Tax Increase Prevention Act of 2014

Tax Increase Prevention Act of 2014

On Tuesday evening, the Senate passed bill H.R. 5771, known as the Tax Increase Prevention Act of 2014, to retroactively extend more than fifty expired tax provisions through 2014. The extender bill passed the House of Representatives on December 3rd and will now to go President Obama for his signature. The bill temporarily extends a host of individual, business and energy tax breaks, including the following most common incentives:

Tax incentives for individuals that are extended through 2014 include:

Deduction for teachers’ expenses: This measure lets school teachers (K-12) deduct up to $250 for the costs of classroom supplies that they buy with their own money. It’s available to all teachers, whether they itemize or not. Qualified expenses must be reduced by any reimbursements from the taxpayer’s employer.

State and local sales tax deduction: If you itemize your taxes, this measure lets you deduct the state and local sales taxes you’ve paid in lieu of state income taxes.

Tuition deduction: Among the many education tax breaks on the books, this one is available to all tax filers, whether you itemize or not. With it, you may deduct up to $4,000 in qualified tuition, fees and related expenses for post-secondary education, such as college and graduate school. The deduction may be taken for yourself, your spouse or your dependents.

Deduction for mortgage insurance premiums: If you only put down a small amount to buy a home you may be required to pay for mortgage insurance to protect the lender against default. This provision allows you to treat mortgage insurance premiums as deductible interest on a qualified residence.

Income exclusion for mortgage debt that’s been forgiven: When you sell your home for less than what you owe the bank or your home is foreclosed, the bank may agree to forgive the remaining debt you owe. But the IRS typically treats that forgiven debt as taxable income to you. This tax break allows you exclude from income up to $2 million of cancellation of mortgage debt on a principal residence.

Tax-free IRA withdrawals for charity: With this measure, individuals over 70 1/2 may take tax-free distributions of up to $100,000 from a traditional IRA if the money is distributed directly to an eligible charity. For taxpayers filling a joint income tax return, his or her spouse can also take a tax-free distribution of up to $100,000 from their traditional IRA.

Code Section 25C Credit: This non-business energy property credit rewards taxpayers who make qualified energy efficiency improvements to residential property.

Tax incentives for businesses that are extended through 2014 include:

Bonus Depreciation: Bonus depreciation allows taxpayers to claim an additional first-year depreciation deduction. The bill extends 50% bonus depreciation on qualified property placed in service during 2014. Only new property is eligible for bonus depreciation.

Code Section 179 Expensing: “Section 179” allows taxpayers to immediately deduct, rather than gradually depreciate, the cost of qualified assets place into service, subject to certain limitations. The extenders package sets the dollar limitation at $500,000 for 2014 with a $2 million overall investment limit.

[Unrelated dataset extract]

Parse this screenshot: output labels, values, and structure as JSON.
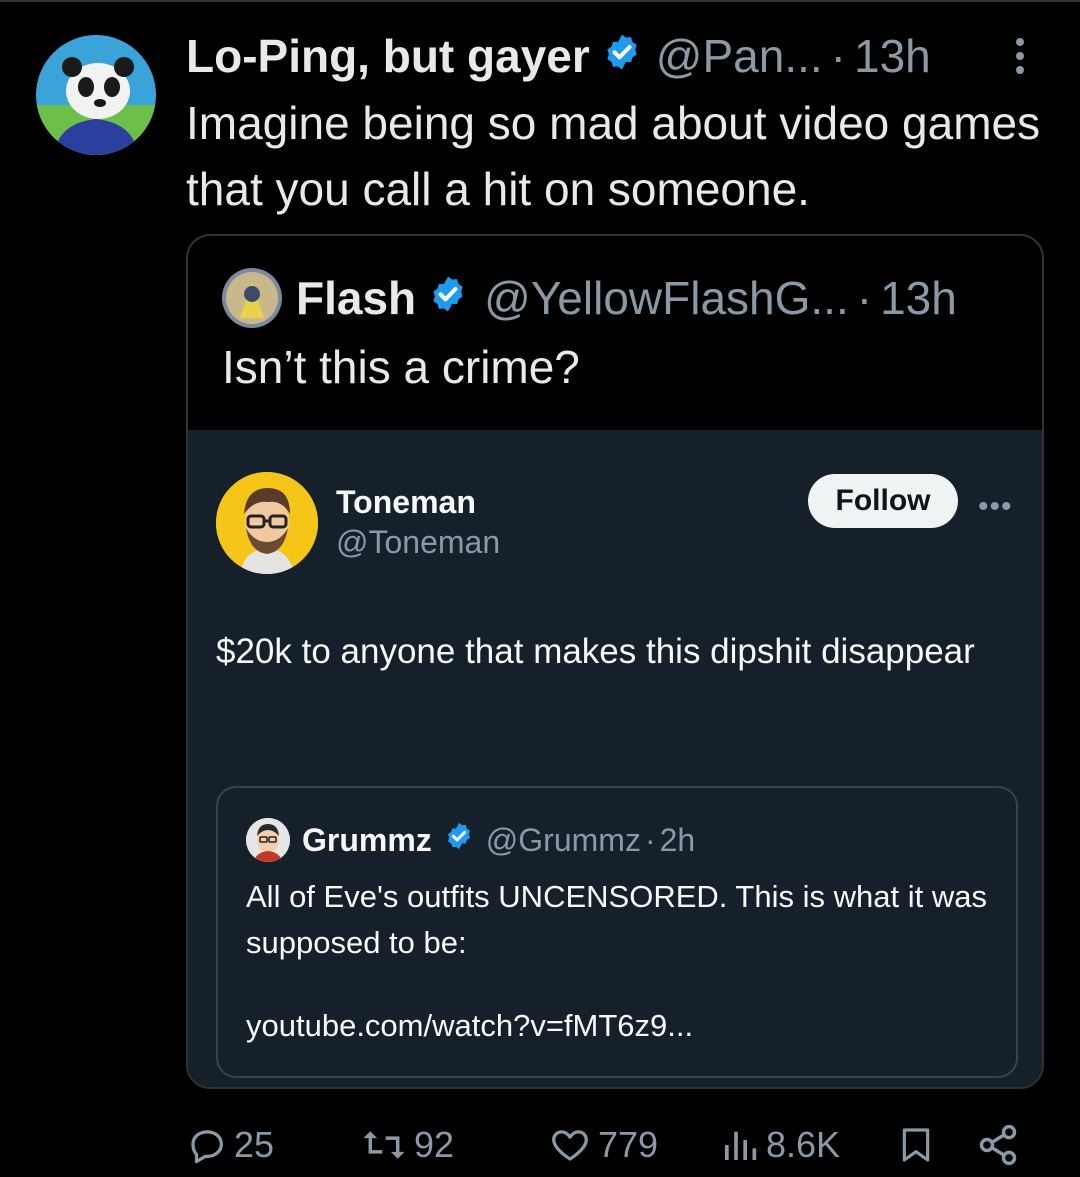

Work Opportunity Tax Credit (WOTC): Employers that hire military veterans and other qualified individuals may be eligible for the WOTC. The credit amount is generally up to $6,000 in qualified firs-year wages.

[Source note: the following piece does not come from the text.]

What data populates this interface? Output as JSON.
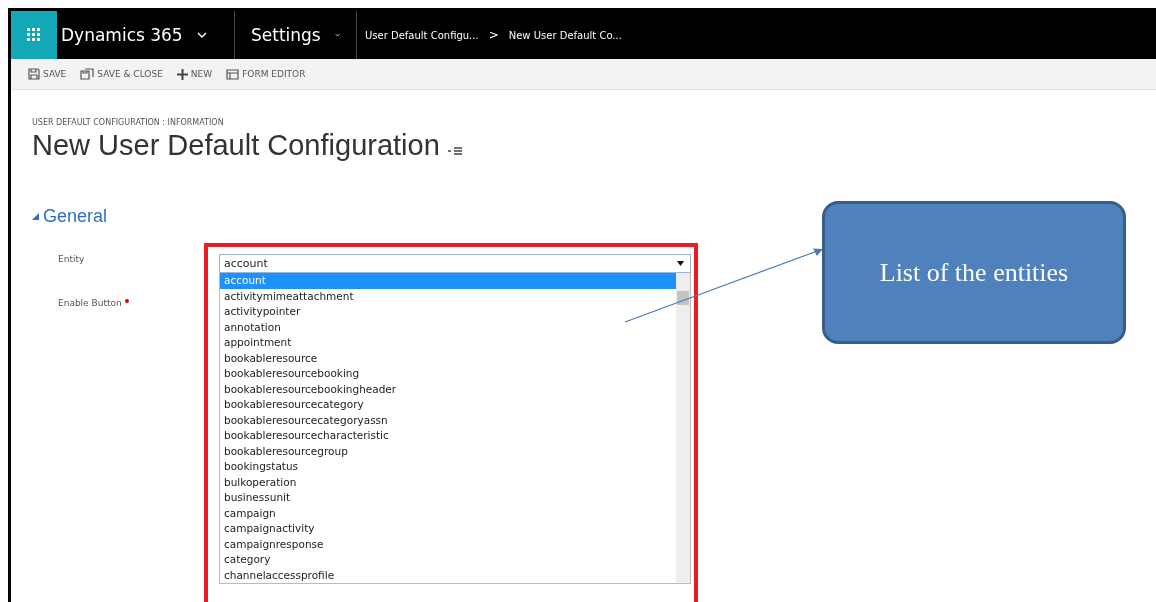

For more information on the Tax Increase Prevention Act of 2014 and how you might benefit from one or more of the extended incentives, please contact our office.